> AIM OF THE TASK
Across the data, every line with the word "마법사를" counts once; state the total alone.

Records from a data source
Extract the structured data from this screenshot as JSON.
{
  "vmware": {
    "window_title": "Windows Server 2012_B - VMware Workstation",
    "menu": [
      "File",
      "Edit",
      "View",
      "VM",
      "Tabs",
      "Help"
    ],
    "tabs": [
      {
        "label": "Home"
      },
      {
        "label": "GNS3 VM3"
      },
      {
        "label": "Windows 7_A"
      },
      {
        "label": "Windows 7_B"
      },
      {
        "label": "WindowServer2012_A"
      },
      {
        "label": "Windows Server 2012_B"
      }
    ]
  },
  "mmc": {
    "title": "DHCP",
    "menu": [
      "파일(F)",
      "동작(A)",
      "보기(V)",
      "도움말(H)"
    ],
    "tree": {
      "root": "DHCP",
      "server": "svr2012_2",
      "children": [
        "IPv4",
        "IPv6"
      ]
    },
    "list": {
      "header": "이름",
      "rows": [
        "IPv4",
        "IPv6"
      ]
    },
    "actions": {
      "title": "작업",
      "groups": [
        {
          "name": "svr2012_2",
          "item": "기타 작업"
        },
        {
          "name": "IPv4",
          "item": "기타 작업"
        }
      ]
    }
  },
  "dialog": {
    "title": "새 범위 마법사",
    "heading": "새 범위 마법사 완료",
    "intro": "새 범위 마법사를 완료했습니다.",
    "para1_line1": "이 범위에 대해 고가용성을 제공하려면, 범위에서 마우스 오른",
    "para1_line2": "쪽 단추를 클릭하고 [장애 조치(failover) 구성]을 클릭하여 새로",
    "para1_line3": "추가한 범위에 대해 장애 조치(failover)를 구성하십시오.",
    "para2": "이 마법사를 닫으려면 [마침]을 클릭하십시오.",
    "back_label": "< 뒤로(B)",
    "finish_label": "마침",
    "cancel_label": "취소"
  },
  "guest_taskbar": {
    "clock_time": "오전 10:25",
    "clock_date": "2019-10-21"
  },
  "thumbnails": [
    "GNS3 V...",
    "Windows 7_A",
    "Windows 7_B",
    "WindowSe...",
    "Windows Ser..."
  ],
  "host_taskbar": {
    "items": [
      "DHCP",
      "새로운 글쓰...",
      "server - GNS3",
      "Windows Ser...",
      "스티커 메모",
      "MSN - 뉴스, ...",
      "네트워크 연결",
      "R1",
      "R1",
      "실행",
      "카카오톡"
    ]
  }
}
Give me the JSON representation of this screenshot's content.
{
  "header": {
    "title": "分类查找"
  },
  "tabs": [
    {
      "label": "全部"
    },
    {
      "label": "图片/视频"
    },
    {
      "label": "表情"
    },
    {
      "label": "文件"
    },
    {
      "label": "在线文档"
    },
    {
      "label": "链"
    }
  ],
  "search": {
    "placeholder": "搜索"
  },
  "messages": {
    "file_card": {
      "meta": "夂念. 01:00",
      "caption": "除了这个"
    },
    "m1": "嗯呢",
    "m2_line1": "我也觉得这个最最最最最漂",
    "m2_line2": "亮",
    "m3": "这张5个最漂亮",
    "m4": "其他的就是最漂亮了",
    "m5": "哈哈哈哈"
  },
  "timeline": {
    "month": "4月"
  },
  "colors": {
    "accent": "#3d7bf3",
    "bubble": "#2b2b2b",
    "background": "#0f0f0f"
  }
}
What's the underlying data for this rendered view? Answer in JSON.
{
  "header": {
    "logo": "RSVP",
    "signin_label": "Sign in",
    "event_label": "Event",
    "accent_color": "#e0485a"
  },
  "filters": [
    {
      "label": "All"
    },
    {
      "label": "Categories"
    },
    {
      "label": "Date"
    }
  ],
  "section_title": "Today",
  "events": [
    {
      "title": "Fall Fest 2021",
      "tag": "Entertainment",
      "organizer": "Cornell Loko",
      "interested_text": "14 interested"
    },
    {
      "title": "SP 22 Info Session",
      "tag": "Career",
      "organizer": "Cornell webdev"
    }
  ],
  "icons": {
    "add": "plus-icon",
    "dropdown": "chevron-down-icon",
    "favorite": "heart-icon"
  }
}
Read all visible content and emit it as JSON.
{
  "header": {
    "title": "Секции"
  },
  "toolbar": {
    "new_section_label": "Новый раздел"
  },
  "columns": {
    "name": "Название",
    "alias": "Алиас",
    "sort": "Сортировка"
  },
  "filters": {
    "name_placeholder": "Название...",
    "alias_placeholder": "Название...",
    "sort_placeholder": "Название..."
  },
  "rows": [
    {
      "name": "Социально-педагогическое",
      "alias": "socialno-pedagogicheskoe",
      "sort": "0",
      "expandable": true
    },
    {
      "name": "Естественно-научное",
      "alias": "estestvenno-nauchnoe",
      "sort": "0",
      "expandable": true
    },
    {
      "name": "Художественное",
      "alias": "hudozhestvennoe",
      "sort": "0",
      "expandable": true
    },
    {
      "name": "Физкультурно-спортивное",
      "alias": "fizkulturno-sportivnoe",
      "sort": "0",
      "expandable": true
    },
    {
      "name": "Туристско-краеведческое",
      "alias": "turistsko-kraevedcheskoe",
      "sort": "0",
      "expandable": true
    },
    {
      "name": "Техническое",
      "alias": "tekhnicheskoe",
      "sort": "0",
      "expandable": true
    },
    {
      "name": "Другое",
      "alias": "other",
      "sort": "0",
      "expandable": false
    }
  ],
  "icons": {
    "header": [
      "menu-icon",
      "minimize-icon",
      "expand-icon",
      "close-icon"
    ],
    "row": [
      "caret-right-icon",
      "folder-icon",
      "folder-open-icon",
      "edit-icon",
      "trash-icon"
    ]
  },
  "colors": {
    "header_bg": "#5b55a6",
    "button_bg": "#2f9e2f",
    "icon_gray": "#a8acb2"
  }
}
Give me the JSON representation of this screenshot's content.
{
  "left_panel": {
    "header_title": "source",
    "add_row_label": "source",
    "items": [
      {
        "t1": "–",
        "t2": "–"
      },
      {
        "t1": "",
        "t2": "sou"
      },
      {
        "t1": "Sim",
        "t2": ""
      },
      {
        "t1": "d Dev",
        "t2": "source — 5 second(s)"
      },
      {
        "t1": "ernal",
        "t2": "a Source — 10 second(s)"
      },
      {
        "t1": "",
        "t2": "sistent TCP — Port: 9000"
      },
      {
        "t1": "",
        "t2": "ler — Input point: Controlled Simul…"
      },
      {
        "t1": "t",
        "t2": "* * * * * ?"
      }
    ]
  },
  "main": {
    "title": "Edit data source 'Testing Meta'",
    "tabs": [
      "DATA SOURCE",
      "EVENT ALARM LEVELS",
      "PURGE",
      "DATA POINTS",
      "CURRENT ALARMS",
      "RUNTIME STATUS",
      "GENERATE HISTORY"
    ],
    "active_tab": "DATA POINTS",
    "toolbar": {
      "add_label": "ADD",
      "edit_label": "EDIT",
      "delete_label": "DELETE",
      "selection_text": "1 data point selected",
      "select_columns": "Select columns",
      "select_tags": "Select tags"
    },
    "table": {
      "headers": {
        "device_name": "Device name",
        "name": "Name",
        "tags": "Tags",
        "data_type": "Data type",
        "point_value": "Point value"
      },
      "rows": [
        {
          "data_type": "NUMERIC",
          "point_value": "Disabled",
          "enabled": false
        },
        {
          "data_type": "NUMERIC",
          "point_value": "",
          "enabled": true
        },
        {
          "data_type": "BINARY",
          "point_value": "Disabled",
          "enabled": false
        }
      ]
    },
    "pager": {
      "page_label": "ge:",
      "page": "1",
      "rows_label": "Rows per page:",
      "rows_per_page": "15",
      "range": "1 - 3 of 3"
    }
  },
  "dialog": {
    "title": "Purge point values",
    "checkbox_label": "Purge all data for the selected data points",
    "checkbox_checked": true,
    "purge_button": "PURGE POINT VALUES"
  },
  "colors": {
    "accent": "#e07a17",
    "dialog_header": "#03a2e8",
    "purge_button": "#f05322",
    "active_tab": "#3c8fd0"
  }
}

> EXERCISE ANSWER
2